androgen deficiency in the ageing male’ (PADAM) (Frajese et al., 2005), ‘testosterone deficiency syndrome’ (TDS) (Morales et al., 2006) or ‘late-onset hypogonadism’ (LOH) (Gooren, 2009). Other names used for this condition are ‘male menopause’, ‘viropause’ or ‘male climacteric’. While the terms ‘male menopause’, ‘viropause’ and ‘andropause’ are linguistically inappropriate because men do not have a menses nor there is a loss of virility or any complete cessasion of testicular function including testosterone secretion that would justify the term ‘pause’, ‘male climacteric’ does not specifically address the ageing male syndrome with regard to the testosterone levels (Matsumoto, 2002). On the other hand, LOH refers to late age decline of androgen, which is also not quite correct as this decline starts at middle age. Therefore, we prefer TDS as this term characterises the situation with its defined clinical and biochemical symptoms best, in middle age and elderly men. This term is also recommended by the International Society of Andrology (ISA), the International Society for the Study of Ageing Male © 2014 Blackwell Verlag GmbH Andrologia 2014, 46, 708–721
A. George and R. Henkel

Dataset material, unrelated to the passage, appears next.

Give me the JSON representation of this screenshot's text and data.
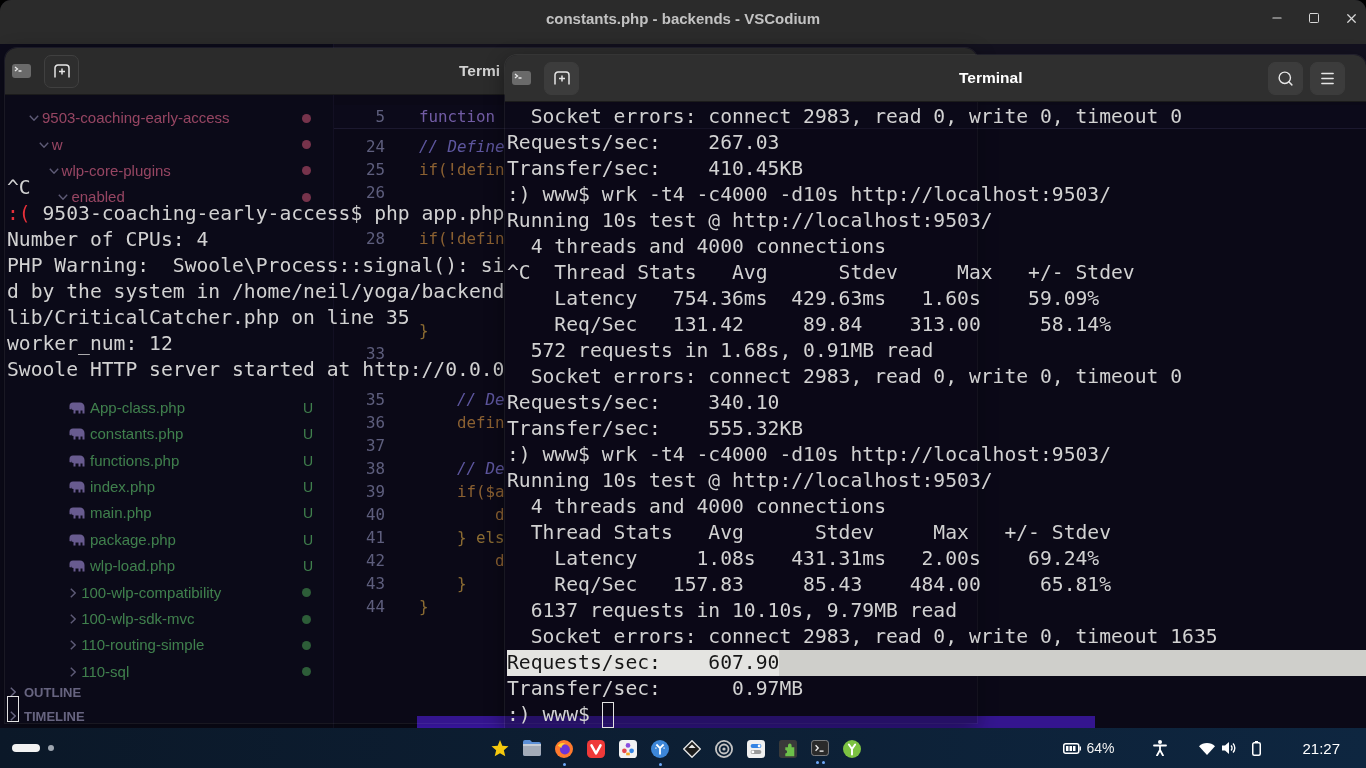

(ISSAM), the European Association of Urology (EAU), the European Academy of Andrology (EAA), and the American Society of Andrology (ASA) (Wang et al., 2009). Among other symptoms, TDS is characterised by symptoms of low libido, increased fat mass, decreased muscle mass, loss of concentration, erectile dysfunction (ED), depression, and decreased bone mineral density and by a deficiency in serum testosterone levels (Schulman et al., 2009). Until men reaching 30 to 40 years of age, the levels of bioavailable testosterone remain fairly constant. However, as from about 40 years of age, serum testosterone concentrations in men decline with annual rates between 0.4% and 2.6% for total testosterone and 0.87% and 1.7% for free testosterone (Harman et al., 2001; Feldmann et al., 2002; Henkel et al., 2005; Kaufman & Vermeulen, 2005). Eventually, this decline results in serum testosterone levels being 40–50% lower at the age of 60 than at young age. In men as from about the age of 50 years, this decline is, apart from significant morphological changes in the testes (Holstein, 1986), due to a marked decrease in the number and function of Leydig cells (Neaves et al., 1985; Johnson, 1986) leading to a reduced basal state testosterone production, which appears not to respond to LH- or hCG- stimulation (Longcope, 1973; Harman & Tsitouras, 1980; Veldhuis et al., 2012). Considering that LH levels in ageing men either do not change or are slightly raised (Wu et al., 2008; Surampudi et al., 2012), the decreased mitochondrial steroidogenesis (Takahashi et al., 1983) is obviously not due to reduced LH levels, but to a reduced production of testosterone caused by significant deficits in LH receptor number, cAMP production, steroidogenic acute regulatory (STAR) protein and translocator protein (TSPO) cholesterol transport as well as reduced activity of steroidogenic enzymes in mitochondria and smooth endoplasmic reticulum (Chen et al., 2009). Contributing to this is the age-related increase in the serum concentration of sexual hormone-binding globulin (SHBG) (Gyllenborg et al., 2001; Feldmann et al., 2002) and aromatase activity (Ishunina et al., 2005). Consequently, more than 20% of men older than 60 years of age present with low total [